*** DATA EXTRACT ***
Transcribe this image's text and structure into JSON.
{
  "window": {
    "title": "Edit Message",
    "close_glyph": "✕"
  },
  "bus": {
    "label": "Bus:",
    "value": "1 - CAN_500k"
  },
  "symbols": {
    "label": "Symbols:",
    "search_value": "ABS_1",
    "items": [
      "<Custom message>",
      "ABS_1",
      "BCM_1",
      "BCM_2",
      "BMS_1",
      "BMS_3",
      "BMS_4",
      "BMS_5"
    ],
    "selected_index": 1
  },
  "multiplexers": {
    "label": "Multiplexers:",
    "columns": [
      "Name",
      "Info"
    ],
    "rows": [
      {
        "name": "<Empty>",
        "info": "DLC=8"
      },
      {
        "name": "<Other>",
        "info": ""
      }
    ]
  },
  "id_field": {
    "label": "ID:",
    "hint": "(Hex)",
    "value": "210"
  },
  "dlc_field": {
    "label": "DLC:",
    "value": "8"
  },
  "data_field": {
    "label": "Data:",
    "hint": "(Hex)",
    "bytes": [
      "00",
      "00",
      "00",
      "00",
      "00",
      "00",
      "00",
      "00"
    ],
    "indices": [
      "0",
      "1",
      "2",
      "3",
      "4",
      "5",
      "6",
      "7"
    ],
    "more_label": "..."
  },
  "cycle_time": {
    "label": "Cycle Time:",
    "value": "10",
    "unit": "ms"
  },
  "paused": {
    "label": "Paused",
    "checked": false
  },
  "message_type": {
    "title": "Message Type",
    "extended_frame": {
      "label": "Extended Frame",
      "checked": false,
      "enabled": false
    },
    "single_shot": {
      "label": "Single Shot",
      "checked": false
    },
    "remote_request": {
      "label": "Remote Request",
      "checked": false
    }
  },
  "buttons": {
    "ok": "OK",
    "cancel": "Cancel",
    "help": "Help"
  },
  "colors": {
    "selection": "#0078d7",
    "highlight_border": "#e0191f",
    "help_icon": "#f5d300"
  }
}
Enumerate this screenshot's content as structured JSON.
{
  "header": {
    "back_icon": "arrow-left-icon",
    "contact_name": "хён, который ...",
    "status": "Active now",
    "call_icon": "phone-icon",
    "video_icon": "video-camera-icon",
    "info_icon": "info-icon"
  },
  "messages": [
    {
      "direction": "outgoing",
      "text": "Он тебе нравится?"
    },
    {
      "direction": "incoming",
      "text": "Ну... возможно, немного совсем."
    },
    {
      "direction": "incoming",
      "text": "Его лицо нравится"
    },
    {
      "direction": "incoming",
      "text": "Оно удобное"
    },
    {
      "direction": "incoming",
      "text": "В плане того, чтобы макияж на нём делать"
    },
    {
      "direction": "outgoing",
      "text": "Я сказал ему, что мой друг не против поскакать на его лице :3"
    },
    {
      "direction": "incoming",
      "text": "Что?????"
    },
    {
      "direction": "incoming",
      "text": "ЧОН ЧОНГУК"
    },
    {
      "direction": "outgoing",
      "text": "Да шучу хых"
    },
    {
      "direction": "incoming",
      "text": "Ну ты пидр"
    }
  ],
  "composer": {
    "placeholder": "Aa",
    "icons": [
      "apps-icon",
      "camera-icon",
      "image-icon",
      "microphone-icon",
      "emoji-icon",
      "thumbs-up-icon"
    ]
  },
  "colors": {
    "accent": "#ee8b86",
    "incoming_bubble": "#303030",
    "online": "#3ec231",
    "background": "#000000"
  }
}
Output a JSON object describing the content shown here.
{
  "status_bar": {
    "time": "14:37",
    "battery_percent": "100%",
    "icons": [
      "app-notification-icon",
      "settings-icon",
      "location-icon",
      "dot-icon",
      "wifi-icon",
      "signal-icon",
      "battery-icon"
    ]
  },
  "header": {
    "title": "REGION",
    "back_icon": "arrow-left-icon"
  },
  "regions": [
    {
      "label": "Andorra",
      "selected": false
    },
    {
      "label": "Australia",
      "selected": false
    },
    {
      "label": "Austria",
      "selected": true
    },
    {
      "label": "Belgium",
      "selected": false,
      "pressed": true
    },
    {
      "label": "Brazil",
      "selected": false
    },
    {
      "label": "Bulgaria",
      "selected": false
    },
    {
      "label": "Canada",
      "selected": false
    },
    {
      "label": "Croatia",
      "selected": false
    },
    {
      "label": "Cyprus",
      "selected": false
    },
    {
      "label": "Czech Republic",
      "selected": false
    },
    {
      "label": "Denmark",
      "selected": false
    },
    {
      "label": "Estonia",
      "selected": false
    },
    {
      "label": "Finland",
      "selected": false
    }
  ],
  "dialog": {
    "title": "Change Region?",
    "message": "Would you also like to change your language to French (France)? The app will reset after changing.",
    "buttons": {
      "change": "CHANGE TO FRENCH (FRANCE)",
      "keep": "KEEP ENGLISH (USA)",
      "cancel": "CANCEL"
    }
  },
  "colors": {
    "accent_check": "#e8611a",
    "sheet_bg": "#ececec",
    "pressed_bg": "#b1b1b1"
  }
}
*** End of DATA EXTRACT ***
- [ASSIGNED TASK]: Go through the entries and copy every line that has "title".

- [OUTPUT BELOW]:
    "title": "Edit Message",
    "title": "Message Type",
    "title": "REGION",
    "title": "Change Region?",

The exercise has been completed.